Almost every Midwestern town announces itself at the city limits with a sign proclaiming that it is the home of the 1998 AA-class state wrestling champions, or the 2002 regional girls track meet winners. Just once I’d like to see a sign bragging that all the school’s graduates have gone to college.
Zahavah Levine, Chief Counsel of YouTube:
For years, Viacom continuously and secretly uploaded its content to YouTube, even while publicly complaining about its presence there. It hired no fewer than 18 different marketing agencies to upload its content to the site. It deliberately “roughed up” the videos to make them look stolen or leaked. It opened YouTube accounts using phony email addresses. It even sent employees to Kinko’s to upload clips from computers that couldn’t be traced to Viacom. And in an effort to promote its own shows, as a matter of company policy Viacom routinely left up clips from shows that had been uploaded to YouTube by ordinary users. Executives as high up as the president of Comedy Central and the head of MTV Networks felt “very strongly” that clips from shows like The Daily Show and The Colbert Report should remain on YouTube.
Viacom’s efforts to disguise its promotional use of YouTube worked so well that even its own employees could not keep track of everything it was posting or leaving up on the site. As a result, on countless occasions Viacom demanded the removal of clips that it had uploaded to YouTube, only to return later to sheepishly ask for their reinstatement. In fact, some of the very clips that Viacom is suing us over were actually uploaded by Viacom itself.

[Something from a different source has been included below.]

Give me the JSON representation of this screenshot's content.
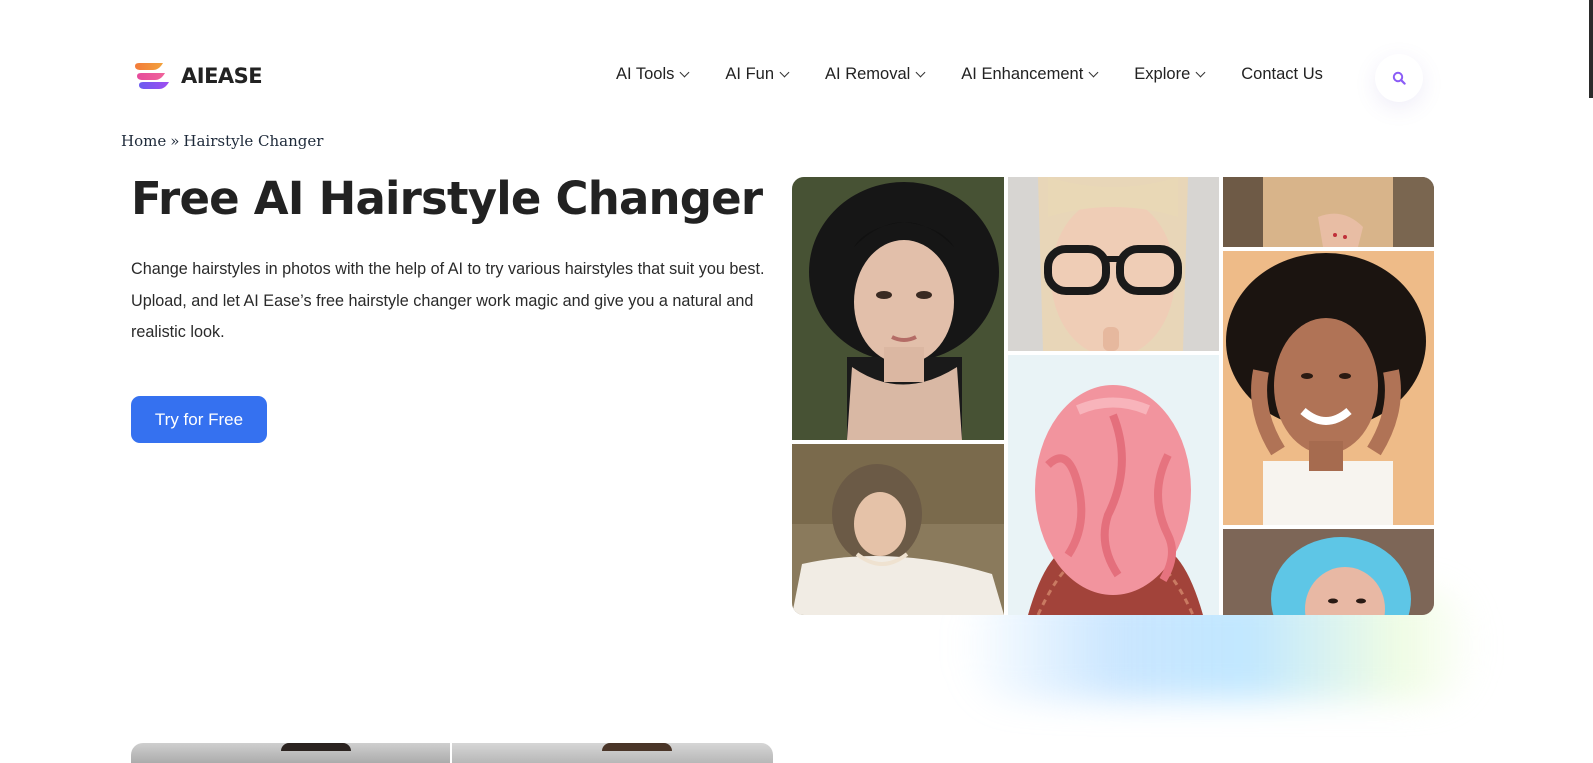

Thirty years ago top executives at S&P 500 companies made an average of 30 times what their workers did — now they make 300 times what their workers make.
That’s the kind of statistic a show like Undercover Boss can put flesh and blood on. Here are a few others:
- Since 2000, 3.2 million more American households are trying to make do on under $25,000 a year.
- In 2005, households in the bottom 20 percent had an average income of $10,655, while the top 20 percent made $159,583 — a disparity of 1,500 percent, the highest gap ever recorded.
- In 2007, the top ten percent pocketed almost half of all the money earned in America — the highest percentage recorded since 1917 (including, as Henry Blodget notes, 1928, the peak of the stock market bubble in the “roaring 1920s”).
Those are ugly trends, but Americans still want to believe otherwise. Over 60 percent of parents think that their children will have a higher standard of living than they have. And over 70 percent believe that drive and hard work play a bigger role in economic mobility than external factors, such as the income of parents.
In the year 2025, perhaps we’ll be seeing: [...]
2. YouTube Speech Dubbing
What it is: When you watch a foreign language short film on YouTube, the voices will automatically be dubbed into the language of your current content preference. You won’t even notice people aren’t speaking your mother tongue.
How it works: Behind the scenes, Google’s YouTube runs a speech-to-text program, followed by machine translation, followed by text-to-speech. To make the outcome more seamless, face recognition understands who is speaking and slightly adjusts the lip movements of the speaker so that it looks like the person really says the translated tone. [...]
9. YouTube Change the Cam
What it is: When watching an archived news report on YouTube – say, a press conference by the president – a camera symbol shows up in the bottom of the video. Click it, and the same press conference will be displayed from another camera angle.
How it works: YouTube checks, rather fuzzily, if the specific audio track of a clip has matches in other clips. If it finds other clips, it checks if the video differs substantially. If that’s the case then YouTube figures it’s the same scene shown from a different angle.
From The Infrastructurist:
We want high speed rail to succeed in the U.S. For one, there’s a lot of time, money, and other resources that have already been spent, or will be soon, on HSR. Also, it has enormous potential to galvanize travel, communities, economies of scale, and even the national economy, not to mention create thousands of desperately-needed jobs.
Which is why we get worried when we hear about HSR plans that are already entering deeply-flawed territory. Like the scenario in Florida, where no agreement has been made about connecting the planned Orlando-Tampa HSR line (which, as you’ll recall, got a whopping $1.25 billion of the federal HSR funds) to SunRail, a 61-mile project that’ll be built on existing CSX tracks from DeLand to Poinicana, running through the east side of Orlando.
According to current plans, the HSR line will follow Interstate 4 and have five stations — none of which link to the SunRail. Which could severely hinder the ability of passengers to use the HSR line to get to their destinations, and consequently put a severe damper on the number of people who use both lines. What’s the point of spending millions on separate train lines in the same area if there’s no way to switch between them? The The Florida DOT is reportedly worried about slowing down travel time on the HSR line — but if passengers aren’t able to access the train with ease, keeping up a lightning-fast speed won’t matter, since no one will ride the train. Plus we’re willing to bet that the average passenger would be willing to add 5 or 10 minutes of travel time for an opportunity to transfer between lines.
As Cincinnati faces a $51 million operating budget deficit for 2010, with the chance of the deficit worsening in 2011, many Cincinnatians and local leaders are looking for ways to close the gap without further cutting into already slim programs elsewhere.